The first battery of tests will be complete around 2 a.m. or 3 a.m., and with some luck, Long will be able to buy the technicians a cocktail to celebrate. It doesn't end there for, though. Rotating shifts of technicians will sift through links to customer accounts and test throughout Saturday and Sunday, preparing for the real test: Monday's market open.

Command Center Celebration

Back in New Jersey, Prudential Y2K operations command center is too neat to be called a bunker. There are no sandbags, no boxes of emergency first-aid kits, no batteries or flashlights.
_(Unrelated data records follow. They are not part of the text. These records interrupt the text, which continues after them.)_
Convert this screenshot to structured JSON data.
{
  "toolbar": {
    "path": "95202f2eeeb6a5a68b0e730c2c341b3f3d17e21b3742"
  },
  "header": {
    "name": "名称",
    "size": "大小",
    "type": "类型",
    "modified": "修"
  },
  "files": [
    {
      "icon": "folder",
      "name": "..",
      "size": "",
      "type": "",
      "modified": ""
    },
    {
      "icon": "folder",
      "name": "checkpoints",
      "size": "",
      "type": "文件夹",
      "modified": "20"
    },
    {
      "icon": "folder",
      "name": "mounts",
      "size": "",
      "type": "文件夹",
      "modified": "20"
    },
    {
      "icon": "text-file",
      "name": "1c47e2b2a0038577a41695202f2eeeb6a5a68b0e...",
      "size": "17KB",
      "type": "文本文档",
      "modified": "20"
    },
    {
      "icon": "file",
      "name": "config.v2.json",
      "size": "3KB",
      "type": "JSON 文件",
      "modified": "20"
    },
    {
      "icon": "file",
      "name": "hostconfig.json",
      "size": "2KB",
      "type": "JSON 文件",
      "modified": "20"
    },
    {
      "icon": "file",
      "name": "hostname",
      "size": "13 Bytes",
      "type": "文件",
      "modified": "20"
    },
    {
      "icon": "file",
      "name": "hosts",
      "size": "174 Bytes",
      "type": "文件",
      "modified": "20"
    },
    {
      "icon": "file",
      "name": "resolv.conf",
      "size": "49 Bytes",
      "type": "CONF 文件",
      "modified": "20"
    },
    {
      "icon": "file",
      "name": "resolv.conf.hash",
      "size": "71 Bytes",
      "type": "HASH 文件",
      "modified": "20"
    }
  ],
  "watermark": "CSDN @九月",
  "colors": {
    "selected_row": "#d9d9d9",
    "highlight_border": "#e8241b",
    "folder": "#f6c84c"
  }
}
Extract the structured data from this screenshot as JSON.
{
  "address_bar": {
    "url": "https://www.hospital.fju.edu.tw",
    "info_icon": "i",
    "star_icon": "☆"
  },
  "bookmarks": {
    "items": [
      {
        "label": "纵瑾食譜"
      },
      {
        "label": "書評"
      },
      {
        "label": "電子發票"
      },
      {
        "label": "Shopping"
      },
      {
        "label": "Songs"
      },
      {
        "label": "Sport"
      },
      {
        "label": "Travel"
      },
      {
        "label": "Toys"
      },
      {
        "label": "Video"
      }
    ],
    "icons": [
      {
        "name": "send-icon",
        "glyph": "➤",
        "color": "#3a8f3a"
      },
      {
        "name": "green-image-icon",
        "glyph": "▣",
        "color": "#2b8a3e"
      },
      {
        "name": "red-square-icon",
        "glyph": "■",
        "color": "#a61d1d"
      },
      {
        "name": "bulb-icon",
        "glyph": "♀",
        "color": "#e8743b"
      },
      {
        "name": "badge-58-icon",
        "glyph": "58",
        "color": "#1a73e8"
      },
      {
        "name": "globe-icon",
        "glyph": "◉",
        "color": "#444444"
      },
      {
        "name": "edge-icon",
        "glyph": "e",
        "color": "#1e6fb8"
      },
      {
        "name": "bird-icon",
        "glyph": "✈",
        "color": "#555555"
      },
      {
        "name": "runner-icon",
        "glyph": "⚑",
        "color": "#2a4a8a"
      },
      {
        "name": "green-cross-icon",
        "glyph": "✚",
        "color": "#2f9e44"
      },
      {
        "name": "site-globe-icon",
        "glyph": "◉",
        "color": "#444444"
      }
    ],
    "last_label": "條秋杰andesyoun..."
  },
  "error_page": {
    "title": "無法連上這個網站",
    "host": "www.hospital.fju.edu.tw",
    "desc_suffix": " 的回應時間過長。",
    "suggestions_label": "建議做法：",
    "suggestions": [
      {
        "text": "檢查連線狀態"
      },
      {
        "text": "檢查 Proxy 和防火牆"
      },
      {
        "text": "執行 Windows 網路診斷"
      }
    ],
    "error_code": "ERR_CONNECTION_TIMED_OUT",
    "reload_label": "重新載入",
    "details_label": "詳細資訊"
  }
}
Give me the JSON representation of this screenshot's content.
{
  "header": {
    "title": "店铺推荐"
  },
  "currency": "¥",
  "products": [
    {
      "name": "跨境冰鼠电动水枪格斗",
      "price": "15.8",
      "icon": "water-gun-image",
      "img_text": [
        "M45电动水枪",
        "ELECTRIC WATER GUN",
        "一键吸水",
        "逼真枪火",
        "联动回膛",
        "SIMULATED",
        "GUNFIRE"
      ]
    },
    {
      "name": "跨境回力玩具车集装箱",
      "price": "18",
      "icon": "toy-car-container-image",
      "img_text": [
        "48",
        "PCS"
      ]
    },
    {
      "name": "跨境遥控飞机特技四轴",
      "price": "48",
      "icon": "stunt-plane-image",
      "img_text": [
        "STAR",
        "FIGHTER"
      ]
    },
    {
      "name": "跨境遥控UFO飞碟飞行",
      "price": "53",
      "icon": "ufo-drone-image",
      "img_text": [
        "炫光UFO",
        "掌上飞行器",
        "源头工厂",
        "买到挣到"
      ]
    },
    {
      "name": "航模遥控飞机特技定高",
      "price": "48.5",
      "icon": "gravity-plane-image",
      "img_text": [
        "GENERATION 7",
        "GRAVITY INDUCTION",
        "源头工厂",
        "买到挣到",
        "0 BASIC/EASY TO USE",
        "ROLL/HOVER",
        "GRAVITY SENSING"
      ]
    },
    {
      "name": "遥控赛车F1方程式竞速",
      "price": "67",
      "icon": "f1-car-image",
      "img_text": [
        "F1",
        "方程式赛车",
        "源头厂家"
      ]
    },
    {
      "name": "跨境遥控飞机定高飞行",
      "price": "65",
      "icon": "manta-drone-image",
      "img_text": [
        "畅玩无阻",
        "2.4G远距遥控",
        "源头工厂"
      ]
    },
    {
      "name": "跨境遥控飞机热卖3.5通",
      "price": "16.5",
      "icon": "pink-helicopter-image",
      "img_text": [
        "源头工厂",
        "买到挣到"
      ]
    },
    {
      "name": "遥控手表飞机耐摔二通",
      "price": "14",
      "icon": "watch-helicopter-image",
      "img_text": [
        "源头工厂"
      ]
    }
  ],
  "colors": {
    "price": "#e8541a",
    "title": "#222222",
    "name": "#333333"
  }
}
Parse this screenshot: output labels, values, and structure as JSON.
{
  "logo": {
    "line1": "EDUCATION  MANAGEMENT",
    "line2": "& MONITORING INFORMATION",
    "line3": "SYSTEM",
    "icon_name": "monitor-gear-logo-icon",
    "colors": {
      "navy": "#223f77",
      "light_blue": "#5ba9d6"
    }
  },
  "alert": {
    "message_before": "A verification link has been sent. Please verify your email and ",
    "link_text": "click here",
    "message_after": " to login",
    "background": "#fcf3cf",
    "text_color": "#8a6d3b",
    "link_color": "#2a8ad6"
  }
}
Rather, the cavernous room, heavily hued in steely blue and black, has three massive screens covering one wall, dozens of workstation consuls and rows of more complex workstations used by the problem management teams.

Dec is Prudential's Good Ship Millennium captain.

For the firm, with 60,000 employees, 30 million customers and a presence in 30 countries, Y2K could be a disaster if mishandled, so the firm created its command center two years ago. It put Dec, an 18-year firm veteran, in charge about four years ago.

Dec's team has wound its way through 1,649 computer applications, replacing more than 154 million computer code lines. Now, it must make sure Pru's 21 mainframes, 4,095 computer servers and 74,854 desktop PCs in offices and data centers around the world make the transition to 2000 intact.

To do that will require one monster 30-hour shift that Dec plans to work herself. Starting at 7 a.m., Dec. 31, the team -- working around the clock in shifts of about 25 tech staffers at a time -- will start watching the Millennium happen, starting in Japan where the New Year will strike about 10 a.m., Dec. 31 in New York. After each midnight, Prudential's command center will start getting data from its data center offices in that time zone, letting the firm know what's happening.

First, the firm will check each data centers' infrastructure: Is the physical building intact? Are the lights on? Is there rioting in Tokyo or Jakarta, Indonesia? Then, the command center will begin to check the mainframes, the servers and the telecommunications in the area.

Then come the applications, standard and specialized computer programs, that run normally throughout the year -- some hourly, some daily, some monthly or later. By the end of 2000's first business day, about 60% of the network's applications will have run; one week later, about 85% of the applications will have run, with the remainder running over the next month, Dec says.

And while all this goes on, investors won't notice a thing, or at least that's the hope of each of these companies.